When training a new sales person, it can be hard to know where to get started. Having a solid and effective sales script is a great way to get the new salesperson familiar with the product and ready to make some calls. The best sales scripts aren’t word for word guidelines of exactly what to say and when to say it. Rather, they are loose templates that lead the salesperson through the call and provide a rough timeline on when they should hit on each of their points. Follow these 5 steps to create the best sales script for your team.
A sales script is a pre-planned set of talking points and responses used by sales professionals to engage potential customers, address their concerns and persuade them to take a desired action, such as making a purchase or scheduling a follow-up call or meeting.
An effective sales script is one that is tailored to the target audience, is conversational, and focuses on the benefits and solutions that the product or service offers to the customer. It should be clear, concise, and easy to understand, avoiding jargon and technical language. An effective script should also be flexible enough to adapt to the specific needs and interests of the customer and their particular situation.
To use a sales script, sales professionals typically follow a structured approach that includes opening with a strong hook or attention-grabbing statement, introducing the product or service, highlighting its benefits, addressing any objections or concerns the customer may have, and finally closing with a clear call-to-action. They also need to actively listen to the customer's responses and adapt the script accordingly to maintain a meaningful conversation and build a relationship of trust and rapport. Regular practice and refinement of the script based on feedback and results can also improve its effectiveness.
First and foremost, you must decide on which product(s) you will be pitching. Choose the product(s) and familiarize your salesperson with the basics of how it works.

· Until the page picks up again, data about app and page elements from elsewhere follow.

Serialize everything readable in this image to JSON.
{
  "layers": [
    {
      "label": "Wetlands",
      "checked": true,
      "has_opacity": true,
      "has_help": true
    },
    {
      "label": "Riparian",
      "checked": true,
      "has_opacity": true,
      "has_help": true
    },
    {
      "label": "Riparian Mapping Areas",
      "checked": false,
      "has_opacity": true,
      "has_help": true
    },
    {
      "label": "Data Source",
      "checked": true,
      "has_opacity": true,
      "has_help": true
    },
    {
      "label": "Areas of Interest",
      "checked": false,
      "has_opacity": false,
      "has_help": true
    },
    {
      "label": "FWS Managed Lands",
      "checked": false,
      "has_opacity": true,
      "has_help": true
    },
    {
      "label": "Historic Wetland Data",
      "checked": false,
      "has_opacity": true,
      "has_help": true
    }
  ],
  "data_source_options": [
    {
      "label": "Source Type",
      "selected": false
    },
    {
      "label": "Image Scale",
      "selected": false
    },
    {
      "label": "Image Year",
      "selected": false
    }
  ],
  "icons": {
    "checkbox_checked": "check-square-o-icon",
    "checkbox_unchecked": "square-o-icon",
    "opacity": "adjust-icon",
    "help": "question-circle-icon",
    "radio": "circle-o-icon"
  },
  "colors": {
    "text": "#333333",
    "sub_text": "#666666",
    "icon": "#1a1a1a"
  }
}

Creating personas for your potential buyers will help you to cater the script to each individual caller. While potential customers may share some things in common, chances are they are still drastically different from one another. Knowing which buyer persona each caller is allows the salesperson to cater the call to their needs.
Pick three outcomes that your product will provide and make sure to illustrate these outcomes as benefits to the potential buyer. These should be broad and understood by all as clear benefits.
Now that you’ve told the potential customer the benefits you can provide, make them relevant by relating them to pain points the caller is currently experiencing.
Prepare a few witness leading questions that guide the caller towards the pain points. For example: “Do you have questions deciding what to eat for lunch? The new MyFoodNow app has great recommendations!”
Sales scripts provide a consistent approach to selling that helps salespeople stay on message and convey key points to prospects. They can also help salespeople feel more confident and prepared during sales conversations, which can lead to better results.
Your sales script should include an opening that grabs the prospect's attention, a brief introduction of yourself and your company, an overview of your product or service and its benefits, a discussion of the prospect's needs and how your offering can meet those needs, and a clear call to action.
While it's important to be familiar with your sales script, you don't necessarily need to memorize it word-for-word. Instead, focus on understanding the key points and messages you want to convey, and practice delivering them in a natural and conversational way.
It's a good idea to review and update your sales script regularly to ensure it remains effective and relevant. This can involve incorporating feedback from sales calls or meetings, keeping up-to-date with changes to your product or service, and adapting your script to address new market trends or competitive pressures.